Beyond academics, WashU takes good care of the students. The “South 40” is the residential portion of campus (the part not built in the gothic style) and looks like a little town-center, with roads meeting at a central square and a clock (all the local delivery places know the Clock so students often get delivery there), and several student-owned businesses (and are sold by graduating seniors to underclassmen). This was the happening place on the weekend; we were there late on a Saturday morning, and a music group was already jamming next to a dorm, and several clubs had tables set up with various activities including a burger table. Seven Residential Colleges mostly house freshmen and sophomores. Incoming students cannot request a specific one which our tour guide says is fine since they don’t know the difference, anyways. During orientation, students get a t-shirt specific to their college to wear for convocation, so upperclassmen can ID the new students in the college. The “Modern Colleges” are suite style, but sometimes the Traditional Colleges are even nicer: they have TempurPedic mattress, for example. All colleges have RAs, Tutors, and faculty associates. Most Juniors live in The Village or off-campus, and most Seniors are in campus housing off-campus
Of all the clubs mentioned, the most unusual was the Butter Churning Club (there’s a first for everything!). They offer three levels of athletics: DIII, club, and intramural (including arm wrestling and inner-tube water polo!). About 80% of students participate in community service, and the musical groups are active and popular, including ten a cappella groups (one of which sings only Disney songs). Our tour guide’s favorite tradition is Thirteen Carnival, the oldest student-run carnival in the nation. Also, we got to see the set-up for the tradition in which fraternities and sororities pair up to build something based on the theme for that year and raise money for charity. The university makes it easy to get off campus by providing a free unlimited Metropass. There are 2 light-rail stops on campus that go to the airport or to downtown. The pass also works on the buses. Forest Park (bigger than Central Park) hosts festivals such as the Chinese Lantern Festival, and has a free science center and botanical garden. For science students, this top-notch plant research center serves as a place for internships and research.

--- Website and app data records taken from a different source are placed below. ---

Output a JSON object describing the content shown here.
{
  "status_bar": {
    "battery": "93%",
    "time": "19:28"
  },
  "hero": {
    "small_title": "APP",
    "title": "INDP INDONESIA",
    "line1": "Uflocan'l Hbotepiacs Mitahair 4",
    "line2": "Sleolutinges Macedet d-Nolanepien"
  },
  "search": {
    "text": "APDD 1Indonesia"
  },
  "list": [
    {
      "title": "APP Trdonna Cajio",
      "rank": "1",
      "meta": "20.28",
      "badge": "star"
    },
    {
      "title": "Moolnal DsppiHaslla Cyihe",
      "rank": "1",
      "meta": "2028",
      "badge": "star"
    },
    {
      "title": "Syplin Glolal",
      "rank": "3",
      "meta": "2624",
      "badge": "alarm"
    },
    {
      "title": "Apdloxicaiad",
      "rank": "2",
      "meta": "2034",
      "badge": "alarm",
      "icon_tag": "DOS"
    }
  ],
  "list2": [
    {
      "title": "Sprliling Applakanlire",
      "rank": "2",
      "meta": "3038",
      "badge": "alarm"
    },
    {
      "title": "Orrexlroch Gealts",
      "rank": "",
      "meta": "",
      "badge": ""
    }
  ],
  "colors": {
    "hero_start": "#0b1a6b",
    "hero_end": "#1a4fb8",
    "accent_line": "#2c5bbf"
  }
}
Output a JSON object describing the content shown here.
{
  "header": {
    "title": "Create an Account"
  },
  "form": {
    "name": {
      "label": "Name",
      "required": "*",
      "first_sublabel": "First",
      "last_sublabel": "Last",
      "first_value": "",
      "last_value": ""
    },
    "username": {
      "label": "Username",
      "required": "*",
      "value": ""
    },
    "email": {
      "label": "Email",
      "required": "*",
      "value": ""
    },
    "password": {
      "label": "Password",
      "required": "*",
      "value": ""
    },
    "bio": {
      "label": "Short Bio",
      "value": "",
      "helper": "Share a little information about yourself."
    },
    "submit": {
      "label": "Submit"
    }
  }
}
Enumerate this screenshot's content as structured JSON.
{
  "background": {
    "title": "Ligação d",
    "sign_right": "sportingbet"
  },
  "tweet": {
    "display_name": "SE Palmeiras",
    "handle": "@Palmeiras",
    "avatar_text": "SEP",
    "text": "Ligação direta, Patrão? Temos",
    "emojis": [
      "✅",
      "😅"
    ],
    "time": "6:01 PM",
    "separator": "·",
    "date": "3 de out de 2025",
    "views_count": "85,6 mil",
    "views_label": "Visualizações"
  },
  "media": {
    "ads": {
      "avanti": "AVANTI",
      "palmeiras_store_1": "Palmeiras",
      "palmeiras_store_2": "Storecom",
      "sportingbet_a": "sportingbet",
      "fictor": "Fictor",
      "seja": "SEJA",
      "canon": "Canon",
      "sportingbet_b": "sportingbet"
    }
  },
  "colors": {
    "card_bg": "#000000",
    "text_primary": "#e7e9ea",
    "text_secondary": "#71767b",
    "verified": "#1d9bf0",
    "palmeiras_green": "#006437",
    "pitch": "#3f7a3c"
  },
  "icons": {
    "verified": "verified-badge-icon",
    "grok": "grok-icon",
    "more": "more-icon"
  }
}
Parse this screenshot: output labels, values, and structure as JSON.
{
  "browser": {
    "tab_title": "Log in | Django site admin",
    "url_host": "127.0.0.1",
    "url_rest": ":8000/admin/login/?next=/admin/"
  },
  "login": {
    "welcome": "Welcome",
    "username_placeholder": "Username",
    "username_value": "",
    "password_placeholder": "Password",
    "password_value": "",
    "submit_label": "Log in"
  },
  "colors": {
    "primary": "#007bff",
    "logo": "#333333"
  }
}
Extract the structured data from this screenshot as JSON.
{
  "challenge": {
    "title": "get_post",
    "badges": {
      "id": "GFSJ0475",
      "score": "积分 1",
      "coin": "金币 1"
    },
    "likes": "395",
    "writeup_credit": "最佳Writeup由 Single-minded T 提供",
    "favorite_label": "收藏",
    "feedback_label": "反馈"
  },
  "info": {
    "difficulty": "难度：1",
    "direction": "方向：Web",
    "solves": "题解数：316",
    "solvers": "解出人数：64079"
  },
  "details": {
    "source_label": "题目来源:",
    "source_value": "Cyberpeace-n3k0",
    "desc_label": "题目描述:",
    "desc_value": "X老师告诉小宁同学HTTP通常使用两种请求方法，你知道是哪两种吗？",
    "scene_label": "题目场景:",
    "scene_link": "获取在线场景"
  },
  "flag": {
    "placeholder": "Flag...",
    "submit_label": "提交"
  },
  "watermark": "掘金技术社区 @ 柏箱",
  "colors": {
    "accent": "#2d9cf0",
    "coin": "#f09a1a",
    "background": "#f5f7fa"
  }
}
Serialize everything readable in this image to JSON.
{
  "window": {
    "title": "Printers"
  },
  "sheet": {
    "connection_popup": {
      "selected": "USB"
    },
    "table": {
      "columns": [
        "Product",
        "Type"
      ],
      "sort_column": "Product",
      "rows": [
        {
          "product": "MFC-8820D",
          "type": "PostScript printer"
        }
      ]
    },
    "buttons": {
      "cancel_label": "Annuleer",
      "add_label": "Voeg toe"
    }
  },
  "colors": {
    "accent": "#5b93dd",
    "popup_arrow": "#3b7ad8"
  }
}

In terms of admissions, they obviously look for academic fit, but also for character, integrity, collaboration, and how a student will contribute to the dynamic community. Their guiding question is “Going to school has been your job. What did you do there?” They only require 1 teacher rec and ask that if a student sends more than that, the additional letter says something new. They take the Common App with a short supplement (no additional essay). They superscore both the SAT and ACT, but don’t require ACT writing or SATIIs. If a student has earned a 4 or a 5 on AP exams, they will allow the student to enter with up to 15 credits. January 15 is their hard deadline for scholarship consideration.